PROMPT
Take each line below that has "photo" and copy it.

INFORMATION
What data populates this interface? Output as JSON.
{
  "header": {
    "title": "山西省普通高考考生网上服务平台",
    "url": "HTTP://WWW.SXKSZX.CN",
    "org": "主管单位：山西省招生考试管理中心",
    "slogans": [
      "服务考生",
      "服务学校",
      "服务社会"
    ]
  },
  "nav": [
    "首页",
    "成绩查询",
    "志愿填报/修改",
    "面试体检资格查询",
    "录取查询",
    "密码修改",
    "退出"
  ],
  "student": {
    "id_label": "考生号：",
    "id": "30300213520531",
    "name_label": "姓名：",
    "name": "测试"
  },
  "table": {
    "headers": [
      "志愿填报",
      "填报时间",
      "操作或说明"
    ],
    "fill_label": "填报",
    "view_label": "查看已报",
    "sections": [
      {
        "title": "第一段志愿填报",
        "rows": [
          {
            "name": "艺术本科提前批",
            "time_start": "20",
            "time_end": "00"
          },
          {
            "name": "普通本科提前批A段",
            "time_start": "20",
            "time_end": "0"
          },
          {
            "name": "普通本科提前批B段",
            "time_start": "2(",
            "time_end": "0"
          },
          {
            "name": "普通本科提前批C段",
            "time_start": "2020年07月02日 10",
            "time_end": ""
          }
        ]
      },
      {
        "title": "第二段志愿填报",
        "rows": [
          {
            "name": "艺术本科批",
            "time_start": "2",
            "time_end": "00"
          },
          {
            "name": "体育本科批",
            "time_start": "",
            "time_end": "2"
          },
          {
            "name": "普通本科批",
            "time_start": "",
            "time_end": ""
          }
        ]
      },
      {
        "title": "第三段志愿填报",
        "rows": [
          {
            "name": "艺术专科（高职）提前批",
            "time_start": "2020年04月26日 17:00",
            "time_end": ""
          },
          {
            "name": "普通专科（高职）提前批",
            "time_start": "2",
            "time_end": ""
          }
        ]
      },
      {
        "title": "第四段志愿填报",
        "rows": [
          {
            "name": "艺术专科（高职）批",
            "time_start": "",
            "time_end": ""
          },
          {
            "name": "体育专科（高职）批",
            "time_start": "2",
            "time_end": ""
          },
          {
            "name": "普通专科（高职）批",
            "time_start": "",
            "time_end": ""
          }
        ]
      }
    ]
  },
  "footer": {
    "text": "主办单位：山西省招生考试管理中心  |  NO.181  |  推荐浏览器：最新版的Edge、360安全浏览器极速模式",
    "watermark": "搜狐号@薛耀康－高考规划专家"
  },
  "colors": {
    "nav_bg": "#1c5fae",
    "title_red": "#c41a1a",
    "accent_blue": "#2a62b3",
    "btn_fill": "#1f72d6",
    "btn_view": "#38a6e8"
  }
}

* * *

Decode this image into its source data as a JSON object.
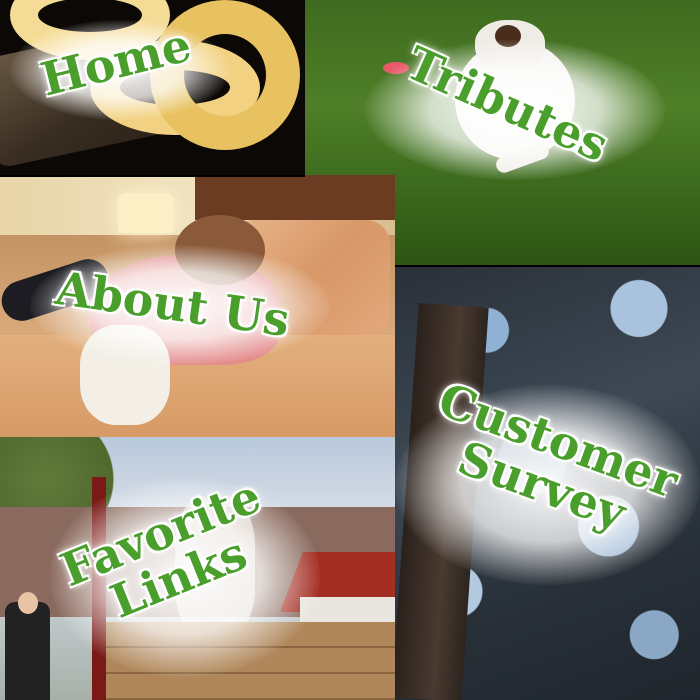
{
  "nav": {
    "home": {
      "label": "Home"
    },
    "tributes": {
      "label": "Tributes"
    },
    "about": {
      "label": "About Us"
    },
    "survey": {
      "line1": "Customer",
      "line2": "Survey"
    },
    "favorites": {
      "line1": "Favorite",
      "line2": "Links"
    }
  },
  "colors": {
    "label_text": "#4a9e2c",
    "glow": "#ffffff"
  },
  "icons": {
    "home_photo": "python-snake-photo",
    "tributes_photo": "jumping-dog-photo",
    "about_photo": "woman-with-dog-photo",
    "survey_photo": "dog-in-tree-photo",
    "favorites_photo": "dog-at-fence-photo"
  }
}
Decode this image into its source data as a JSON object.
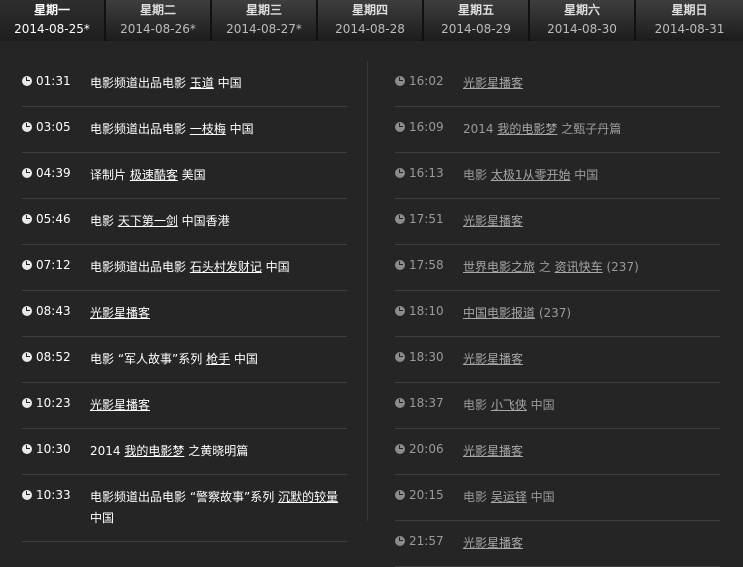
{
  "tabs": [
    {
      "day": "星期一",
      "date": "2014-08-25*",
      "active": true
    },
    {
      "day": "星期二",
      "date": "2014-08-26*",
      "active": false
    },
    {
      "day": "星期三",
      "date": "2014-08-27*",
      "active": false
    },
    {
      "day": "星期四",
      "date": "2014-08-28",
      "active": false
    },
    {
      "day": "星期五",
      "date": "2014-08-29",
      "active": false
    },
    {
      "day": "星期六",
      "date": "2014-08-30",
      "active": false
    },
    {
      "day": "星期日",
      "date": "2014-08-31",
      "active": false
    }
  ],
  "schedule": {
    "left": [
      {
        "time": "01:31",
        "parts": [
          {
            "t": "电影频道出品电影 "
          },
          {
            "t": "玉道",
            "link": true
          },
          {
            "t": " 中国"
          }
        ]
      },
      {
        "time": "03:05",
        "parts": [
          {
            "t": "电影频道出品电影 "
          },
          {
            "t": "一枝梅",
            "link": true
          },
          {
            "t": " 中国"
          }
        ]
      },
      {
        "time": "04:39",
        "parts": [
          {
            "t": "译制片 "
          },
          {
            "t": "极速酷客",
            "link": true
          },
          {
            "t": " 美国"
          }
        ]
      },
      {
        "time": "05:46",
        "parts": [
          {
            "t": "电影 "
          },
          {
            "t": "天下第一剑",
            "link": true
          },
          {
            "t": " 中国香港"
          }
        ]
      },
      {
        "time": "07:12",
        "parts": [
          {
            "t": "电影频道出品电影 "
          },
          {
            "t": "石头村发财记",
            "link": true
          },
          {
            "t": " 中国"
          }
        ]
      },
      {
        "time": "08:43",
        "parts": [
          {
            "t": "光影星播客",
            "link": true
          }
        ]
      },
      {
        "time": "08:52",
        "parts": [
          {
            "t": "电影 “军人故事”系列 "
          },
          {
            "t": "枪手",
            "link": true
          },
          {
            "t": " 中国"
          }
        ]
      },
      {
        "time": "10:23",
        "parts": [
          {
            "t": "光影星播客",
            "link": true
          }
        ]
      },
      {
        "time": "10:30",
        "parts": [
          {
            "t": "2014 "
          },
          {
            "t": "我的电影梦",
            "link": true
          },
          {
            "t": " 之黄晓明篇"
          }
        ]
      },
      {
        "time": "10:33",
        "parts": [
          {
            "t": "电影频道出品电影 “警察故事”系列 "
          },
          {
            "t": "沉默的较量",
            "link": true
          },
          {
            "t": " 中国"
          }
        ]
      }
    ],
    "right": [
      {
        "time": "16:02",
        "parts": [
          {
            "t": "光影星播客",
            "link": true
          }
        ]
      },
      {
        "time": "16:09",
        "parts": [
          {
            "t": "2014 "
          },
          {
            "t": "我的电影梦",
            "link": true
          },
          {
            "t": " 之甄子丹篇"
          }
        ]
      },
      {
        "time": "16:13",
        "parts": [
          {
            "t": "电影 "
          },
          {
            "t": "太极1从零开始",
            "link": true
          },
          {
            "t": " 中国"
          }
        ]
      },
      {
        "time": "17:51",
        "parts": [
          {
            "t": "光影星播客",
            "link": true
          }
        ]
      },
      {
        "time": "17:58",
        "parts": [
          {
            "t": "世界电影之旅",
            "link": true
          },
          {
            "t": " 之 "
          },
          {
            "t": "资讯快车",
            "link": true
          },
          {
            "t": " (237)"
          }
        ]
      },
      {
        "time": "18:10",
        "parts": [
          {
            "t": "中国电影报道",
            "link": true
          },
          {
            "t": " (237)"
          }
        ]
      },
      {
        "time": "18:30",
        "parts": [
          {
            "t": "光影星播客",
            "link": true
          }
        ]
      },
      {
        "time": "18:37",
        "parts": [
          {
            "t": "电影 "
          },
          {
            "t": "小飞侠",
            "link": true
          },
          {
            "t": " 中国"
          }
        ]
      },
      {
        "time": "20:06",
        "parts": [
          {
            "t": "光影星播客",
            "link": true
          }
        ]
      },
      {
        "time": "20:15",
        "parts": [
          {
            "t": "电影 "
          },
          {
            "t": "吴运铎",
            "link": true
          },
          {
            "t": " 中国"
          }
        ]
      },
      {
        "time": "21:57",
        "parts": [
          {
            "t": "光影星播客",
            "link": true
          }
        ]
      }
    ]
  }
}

OUTPUT OF THE EXERCISE
    "home_photo": "python-snake-photo",
    "tributes_photo": "jumping-dog-photo",
    "about_photo": "woman-with-dog-photo",
    "survey_photo": "dog-in-tree-photo",
    "favorites_photo": "dog-at-fence-photo"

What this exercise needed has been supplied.